- **THE PROBLEM**
Report every line of the material that contains the string "label".

- **DATA SUPPLIED**
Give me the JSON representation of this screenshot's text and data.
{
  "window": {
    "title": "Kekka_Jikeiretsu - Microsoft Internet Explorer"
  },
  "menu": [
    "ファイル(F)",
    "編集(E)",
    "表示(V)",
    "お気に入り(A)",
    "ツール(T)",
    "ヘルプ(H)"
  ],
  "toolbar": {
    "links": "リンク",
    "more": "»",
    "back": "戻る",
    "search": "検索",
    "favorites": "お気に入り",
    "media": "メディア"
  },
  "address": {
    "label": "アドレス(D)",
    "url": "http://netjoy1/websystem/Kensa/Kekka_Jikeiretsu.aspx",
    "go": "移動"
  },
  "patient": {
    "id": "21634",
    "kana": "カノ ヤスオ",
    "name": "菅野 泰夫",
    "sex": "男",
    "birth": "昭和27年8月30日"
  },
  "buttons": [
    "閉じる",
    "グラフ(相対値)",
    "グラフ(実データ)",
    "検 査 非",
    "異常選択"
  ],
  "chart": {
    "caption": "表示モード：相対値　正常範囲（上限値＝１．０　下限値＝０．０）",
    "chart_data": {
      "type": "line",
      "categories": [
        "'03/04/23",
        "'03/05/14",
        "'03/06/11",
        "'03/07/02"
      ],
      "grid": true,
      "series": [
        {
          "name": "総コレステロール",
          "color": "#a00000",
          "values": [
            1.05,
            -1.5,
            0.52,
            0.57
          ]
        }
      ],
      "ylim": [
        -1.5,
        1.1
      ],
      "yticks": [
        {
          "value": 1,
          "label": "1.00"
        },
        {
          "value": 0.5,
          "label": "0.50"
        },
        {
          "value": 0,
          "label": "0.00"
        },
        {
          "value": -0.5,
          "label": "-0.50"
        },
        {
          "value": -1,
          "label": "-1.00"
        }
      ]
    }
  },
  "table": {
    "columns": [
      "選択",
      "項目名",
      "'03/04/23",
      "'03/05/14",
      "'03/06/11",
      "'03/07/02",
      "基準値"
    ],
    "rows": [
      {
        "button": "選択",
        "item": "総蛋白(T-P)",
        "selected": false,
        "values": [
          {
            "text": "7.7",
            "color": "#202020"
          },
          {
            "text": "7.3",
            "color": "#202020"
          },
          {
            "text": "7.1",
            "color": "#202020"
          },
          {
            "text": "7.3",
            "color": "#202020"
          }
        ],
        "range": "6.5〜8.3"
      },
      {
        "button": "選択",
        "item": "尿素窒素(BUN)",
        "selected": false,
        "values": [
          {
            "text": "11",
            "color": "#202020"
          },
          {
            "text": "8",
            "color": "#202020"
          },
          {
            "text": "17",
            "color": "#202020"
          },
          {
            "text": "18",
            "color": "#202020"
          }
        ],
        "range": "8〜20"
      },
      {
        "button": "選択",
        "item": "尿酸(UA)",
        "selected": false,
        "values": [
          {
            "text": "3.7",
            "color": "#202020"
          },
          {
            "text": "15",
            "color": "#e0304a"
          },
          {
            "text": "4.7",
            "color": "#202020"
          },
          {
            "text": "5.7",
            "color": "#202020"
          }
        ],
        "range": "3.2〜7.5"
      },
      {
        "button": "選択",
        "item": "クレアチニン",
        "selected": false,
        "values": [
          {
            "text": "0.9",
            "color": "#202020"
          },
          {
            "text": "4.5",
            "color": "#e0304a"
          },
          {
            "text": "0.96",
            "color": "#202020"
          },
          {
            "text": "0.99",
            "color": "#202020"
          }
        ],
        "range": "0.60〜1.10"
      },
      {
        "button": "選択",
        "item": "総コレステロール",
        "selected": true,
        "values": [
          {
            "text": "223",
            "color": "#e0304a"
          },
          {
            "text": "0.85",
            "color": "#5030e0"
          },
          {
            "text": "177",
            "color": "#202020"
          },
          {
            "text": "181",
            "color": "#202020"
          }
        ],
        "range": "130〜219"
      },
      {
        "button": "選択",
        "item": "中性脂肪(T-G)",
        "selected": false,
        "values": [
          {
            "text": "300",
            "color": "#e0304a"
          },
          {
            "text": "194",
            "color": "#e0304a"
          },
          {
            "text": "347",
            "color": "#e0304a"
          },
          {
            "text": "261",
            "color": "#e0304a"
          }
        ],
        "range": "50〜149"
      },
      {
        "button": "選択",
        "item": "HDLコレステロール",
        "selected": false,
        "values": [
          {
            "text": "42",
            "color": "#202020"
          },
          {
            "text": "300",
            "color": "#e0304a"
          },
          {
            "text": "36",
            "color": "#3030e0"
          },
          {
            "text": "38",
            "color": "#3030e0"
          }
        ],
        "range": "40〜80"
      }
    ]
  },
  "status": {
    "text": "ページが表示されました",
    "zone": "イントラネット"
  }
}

- **TASK RESULT**
    "label": "アドレス(D)",
          "label": "1.00"
          "label": "0.50"
          "label": "0.00"
          "label": "-0.50"
          "label": "-1.00"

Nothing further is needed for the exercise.